▸ **WHAT IS EXPECTED**:
Copy each line containing the word "true" from the records that follow, please.

▸ **DATA EXCERPTS**:
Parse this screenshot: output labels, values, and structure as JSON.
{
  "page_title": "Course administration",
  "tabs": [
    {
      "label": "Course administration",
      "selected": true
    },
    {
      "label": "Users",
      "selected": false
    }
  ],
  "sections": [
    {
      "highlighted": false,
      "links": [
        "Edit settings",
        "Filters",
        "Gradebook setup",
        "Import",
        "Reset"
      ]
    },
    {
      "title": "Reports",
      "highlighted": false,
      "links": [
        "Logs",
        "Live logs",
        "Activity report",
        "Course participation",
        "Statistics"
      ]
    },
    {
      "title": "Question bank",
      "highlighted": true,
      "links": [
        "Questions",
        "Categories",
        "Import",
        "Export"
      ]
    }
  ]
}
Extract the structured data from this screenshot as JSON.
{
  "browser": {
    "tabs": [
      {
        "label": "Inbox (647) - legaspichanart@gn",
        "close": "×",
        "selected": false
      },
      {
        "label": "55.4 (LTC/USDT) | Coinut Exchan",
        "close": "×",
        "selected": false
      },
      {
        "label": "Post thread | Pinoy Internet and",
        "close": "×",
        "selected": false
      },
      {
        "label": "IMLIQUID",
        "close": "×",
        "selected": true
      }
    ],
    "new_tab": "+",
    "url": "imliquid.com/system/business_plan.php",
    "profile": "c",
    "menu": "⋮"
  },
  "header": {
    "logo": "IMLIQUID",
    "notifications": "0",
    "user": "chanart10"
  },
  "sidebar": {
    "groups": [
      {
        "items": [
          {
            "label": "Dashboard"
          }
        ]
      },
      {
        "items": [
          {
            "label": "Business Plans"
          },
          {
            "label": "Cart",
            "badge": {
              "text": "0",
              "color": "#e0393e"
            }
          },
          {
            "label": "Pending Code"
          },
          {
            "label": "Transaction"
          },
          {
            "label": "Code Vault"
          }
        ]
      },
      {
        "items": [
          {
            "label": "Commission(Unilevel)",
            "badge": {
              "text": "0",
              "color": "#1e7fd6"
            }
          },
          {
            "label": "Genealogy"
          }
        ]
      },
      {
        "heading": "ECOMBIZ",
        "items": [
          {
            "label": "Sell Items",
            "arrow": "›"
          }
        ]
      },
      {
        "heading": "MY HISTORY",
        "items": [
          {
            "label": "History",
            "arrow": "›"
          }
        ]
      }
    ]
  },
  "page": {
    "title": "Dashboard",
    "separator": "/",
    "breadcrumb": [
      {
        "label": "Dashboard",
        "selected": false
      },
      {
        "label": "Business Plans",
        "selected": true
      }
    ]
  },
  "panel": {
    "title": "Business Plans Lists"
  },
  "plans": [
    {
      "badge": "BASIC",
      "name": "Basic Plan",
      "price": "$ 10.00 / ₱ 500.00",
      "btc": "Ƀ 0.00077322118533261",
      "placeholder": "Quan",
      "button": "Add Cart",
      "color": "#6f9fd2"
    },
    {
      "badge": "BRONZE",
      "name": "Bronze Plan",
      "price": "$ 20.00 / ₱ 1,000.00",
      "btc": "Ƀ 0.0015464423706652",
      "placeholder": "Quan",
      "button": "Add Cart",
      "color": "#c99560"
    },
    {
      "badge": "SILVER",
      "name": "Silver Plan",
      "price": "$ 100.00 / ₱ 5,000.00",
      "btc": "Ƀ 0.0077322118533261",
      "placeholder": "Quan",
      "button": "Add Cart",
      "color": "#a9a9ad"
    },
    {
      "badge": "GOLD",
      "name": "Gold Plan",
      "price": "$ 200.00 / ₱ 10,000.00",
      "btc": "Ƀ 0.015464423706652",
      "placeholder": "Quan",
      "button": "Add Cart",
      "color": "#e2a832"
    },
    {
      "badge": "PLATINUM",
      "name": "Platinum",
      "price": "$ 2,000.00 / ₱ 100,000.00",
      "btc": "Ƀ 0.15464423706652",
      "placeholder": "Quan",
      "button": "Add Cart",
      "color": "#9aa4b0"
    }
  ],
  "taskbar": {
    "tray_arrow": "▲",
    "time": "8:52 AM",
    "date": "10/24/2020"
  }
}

▸ **RESULT**:
      "selected": true
      "highlighted": true,
        "selected": true
        "selected": true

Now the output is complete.